By Lisa Jensen
Hardcover, 353 pages
2013, Thomas Dunne Books
Hook, nemesis to the beloved Peter Pan, has been trapped in Neverland for centuries. Unable to die, he’s forced to endlessly battle Pan, living at the boy’s whim, and watching crew after crew die at the hands of the savage Lost Boys and their cruel master. Then one day, a grown woman appears in the Neverland – this has never happened before, as grown women are not allowed by Peter Pan. Hook doesn’t know if she was sent to destroy him, but he takes her captive in the hopes of finding a way to use her against Pan. However, she’ll show him more about himself than he ever thought possible.
Finally, a story from Hook’s perspective (if there are others out there in this vein, please let me know!). I love to hear from the villains, especially when they’re complex characters (a la Elphaba from Wicked) and boy did Jensen create a very complex Hook. She deepened Pan’s character as well and added so many layers to the traditional story, really making it her own. I was totally engrossed throughout the whole book. I loved Hook immediately – he was world-weary and desperate for death, yet determined to keep his men safe from Pan’s murderous games, but would still fly into a rage. I wanted him to succeed and wanted to smack him when his rash actions caused a setback in his quest against Pan. He wanted to better himself, but it wasn’t easy. I was enamored with him – if you’re looking for a sexy pirate captain, look no further than James Hookbridge.
It’s hard to talk about this book without talking about the plot, and I think it’s better to let the book speak for itself. The pacing was excellent, the characters varied and complex, the atmosphere was vibrant and Hook’s language was spot on. It’s clear Jensen did some research on the time period and nautical times as well, creating a very authentic feel (for someone who knows nothing about ships or older languages anyway). I wanted to fly through this book to find out what happens, but at the same time I never wanted it to end. And the ending!
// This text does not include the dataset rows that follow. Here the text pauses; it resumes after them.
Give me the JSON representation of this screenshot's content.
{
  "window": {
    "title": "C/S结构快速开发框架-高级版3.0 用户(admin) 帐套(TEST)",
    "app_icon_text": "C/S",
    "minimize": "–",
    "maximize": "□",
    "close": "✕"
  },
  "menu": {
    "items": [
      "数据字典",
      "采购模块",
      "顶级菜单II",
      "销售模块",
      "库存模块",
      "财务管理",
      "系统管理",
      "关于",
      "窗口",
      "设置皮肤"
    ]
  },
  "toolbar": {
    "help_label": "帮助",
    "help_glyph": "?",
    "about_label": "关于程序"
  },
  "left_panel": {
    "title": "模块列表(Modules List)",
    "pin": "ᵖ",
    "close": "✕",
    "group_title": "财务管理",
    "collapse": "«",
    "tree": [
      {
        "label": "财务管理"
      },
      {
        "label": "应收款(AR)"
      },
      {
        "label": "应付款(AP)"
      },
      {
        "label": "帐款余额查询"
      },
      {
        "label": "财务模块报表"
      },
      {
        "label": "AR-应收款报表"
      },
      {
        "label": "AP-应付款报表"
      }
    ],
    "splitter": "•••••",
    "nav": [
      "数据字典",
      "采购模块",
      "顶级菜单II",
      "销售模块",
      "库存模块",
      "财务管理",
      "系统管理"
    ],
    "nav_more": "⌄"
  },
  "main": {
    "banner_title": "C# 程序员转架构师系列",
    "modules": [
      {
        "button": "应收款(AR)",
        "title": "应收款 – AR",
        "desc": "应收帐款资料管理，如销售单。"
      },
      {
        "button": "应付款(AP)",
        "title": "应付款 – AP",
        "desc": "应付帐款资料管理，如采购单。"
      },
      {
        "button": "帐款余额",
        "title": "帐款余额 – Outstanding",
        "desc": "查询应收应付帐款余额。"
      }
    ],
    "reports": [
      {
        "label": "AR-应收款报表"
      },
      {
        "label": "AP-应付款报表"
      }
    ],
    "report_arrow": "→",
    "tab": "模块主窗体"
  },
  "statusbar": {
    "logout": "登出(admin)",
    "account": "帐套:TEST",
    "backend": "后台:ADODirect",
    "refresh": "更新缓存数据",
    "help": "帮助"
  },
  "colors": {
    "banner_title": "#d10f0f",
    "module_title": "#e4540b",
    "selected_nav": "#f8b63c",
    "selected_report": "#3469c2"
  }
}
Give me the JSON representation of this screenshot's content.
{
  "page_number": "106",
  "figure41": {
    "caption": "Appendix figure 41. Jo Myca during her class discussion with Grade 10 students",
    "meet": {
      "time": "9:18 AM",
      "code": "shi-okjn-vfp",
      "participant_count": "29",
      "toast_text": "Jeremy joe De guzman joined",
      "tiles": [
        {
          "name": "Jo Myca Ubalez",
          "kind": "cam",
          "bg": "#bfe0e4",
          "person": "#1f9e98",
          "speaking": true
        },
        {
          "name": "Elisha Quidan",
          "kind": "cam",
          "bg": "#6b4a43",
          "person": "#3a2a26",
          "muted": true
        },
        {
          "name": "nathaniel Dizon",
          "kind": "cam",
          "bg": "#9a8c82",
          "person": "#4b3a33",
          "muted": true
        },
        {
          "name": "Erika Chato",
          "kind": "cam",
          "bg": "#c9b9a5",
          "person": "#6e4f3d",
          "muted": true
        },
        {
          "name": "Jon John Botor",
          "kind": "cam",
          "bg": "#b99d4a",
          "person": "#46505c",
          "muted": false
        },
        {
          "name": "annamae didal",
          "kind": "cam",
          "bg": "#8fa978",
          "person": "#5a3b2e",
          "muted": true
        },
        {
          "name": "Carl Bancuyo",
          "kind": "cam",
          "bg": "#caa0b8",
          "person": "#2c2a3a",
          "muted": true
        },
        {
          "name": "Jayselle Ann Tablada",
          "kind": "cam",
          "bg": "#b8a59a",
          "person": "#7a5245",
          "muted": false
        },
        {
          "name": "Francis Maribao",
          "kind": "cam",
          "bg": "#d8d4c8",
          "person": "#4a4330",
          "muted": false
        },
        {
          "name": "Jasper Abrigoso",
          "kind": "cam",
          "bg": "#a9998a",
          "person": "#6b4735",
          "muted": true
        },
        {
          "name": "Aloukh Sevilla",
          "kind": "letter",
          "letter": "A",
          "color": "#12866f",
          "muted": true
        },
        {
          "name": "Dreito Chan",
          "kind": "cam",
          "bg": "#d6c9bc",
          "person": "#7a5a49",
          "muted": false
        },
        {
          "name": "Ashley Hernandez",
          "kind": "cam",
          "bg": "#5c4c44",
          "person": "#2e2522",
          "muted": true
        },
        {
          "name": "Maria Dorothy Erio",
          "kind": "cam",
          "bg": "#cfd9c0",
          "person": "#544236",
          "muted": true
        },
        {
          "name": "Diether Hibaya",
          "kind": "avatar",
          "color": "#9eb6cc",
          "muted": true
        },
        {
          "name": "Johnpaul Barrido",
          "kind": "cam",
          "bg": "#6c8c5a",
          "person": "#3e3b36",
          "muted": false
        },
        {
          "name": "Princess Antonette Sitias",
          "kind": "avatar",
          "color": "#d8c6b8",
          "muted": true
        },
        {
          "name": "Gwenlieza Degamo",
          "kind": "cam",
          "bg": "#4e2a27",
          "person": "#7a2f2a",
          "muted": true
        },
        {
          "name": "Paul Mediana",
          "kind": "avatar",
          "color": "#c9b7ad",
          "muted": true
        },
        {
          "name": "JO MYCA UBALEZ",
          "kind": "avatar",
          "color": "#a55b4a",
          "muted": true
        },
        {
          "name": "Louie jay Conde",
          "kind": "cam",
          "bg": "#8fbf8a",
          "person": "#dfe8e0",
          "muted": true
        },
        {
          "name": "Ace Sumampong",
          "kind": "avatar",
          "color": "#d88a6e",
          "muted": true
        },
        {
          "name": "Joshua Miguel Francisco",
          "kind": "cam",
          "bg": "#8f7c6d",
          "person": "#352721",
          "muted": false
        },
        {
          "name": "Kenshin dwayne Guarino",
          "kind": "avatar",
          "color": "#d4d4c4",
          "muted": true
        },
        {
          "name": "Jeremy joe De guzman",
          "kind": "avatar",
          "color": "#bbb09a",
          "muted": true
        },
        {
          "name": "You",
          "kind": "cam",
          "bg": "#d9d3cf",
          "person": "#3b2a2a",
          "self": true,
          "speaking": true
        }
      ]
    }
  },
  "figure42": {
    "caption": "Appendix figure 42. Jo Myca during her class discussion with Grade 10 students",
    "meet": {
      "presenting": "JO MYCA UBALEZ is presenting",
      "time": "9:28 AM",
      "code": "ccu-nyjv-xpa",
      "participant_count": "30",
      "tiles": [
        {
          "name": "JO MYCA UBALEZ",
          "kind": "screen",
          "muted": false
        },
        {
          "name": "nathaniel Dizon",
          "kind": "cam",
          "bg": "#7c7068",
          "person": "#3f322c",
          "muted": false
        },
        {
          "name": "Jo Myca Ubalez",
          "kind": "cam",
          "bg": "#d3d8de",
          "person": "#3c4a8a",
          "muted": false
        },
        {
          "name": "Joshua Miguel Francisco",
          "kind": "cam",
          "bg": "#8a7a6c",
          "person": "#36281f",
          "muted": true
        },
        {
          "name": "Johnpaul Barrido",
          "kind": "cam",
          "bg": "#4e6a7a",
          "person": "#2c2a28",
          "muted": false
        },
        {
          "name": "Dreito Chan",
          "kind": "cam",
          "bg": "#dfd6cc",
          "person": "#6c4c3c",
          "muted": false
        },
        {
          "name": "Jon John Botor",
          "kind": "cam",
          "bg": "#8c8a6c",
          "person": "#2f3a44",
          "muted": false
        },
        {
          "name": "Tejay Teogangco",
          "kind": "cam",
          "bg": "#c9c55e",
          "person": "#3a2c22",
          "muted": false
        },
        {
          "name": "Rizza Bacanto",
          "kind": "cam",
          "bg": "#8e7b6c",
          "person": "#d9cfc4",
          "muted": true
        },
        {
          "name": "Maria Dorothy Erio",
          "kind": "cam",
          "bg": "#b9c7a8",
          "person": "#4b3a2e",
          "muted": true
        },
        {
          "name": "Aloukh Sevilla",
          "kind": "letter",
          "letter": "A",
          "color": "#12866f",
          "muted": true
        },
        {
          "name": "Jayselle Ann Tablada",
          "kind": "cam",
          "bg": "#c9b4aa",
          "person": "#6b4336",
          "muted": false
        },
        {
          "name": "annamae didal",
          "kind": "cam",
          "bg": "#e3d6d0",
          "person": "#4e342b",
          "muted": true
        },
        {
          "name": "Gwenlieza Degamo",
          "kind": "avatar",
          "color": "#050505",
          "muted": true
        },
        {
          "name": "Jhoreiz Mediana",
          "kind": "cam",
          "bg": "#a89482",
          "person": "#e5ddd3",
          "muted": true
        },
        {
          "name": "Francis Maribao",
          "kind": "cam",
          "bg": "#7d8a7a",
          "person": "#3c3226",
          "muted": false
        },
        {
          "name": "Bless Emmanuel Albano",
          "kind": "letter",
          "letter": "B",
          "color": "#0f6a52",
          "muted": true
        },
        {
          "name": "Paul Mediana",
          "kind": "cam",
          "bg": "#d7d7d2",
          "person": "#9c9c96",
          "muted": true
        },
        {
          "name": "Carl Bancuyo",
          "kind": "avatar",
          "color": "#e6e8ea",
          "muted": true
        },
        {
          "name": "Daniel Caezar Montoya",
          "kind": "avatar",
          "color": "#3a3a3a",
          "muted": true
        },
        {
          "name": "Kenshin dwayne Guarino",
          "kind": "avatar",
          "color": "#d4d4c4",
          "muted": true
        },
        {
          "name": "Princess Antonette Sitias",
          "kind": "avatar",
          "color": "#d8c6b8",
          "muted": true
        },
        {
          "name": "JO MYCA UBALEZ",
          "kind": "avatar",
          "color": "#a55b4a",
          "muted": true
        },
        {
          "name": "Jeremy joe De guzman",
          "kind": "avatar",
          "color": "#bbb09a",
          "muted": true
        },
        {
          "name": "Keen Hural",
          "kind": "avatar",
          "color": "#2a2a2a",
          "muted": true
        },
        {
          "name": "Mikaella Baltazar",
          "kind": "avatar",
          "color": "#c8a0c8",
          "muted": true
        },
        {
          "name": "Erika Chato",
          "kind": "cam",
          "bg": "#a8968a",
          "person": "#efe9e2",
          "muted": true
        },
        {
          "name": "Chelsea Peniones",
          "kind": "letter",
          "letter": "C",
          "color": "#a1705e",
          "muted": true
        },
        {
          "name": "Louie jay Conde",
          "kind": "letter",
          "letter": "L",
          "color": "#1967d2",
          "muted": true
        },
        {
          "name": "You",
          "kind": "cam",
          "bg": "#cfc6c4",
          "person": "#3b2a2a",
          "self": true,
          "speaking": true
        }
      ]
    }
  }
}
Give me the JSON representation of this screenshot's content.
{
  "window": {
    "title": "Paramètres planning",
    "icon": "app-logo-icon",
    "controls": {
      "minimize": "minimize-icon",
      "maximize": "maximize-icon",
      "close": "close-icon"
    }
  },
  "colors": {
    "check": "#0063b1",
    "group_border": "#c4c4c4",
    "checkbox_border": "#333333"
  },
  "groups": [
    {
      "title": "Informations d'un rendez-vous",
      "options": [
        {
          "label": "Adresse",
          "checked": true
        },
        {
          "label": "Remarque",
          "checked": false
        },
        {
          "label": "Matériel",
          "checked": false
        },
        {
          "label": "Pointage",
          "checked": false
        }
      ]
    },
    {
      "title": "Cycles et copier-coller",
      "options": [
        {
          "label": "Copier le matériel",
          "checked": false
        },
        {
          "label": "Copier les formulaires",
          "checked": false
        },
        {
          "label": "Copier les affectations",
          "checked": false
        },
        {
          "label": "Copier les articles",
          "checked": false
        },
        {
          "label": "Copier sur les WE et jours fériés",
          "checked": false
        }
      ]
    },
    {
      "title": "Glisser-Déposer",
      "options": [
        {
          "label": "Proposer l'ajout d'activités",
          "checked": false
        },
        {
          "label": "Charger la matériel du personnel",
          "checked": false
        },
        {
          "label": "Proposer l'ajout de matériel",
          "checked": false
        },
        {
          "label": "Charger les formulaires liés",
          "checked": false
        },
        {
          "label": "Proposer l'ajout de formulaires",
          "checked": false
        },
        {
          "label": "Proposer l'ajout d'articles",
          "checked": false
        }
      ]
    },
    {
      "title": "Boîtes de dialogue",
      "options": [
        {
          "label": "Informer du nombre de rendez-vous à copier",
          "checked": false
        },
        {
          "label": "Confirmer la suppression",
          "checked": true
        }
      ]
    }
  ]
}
If you’re at all interested in a different perspective on the Hook versus Pan relationship, I highly reccomend this.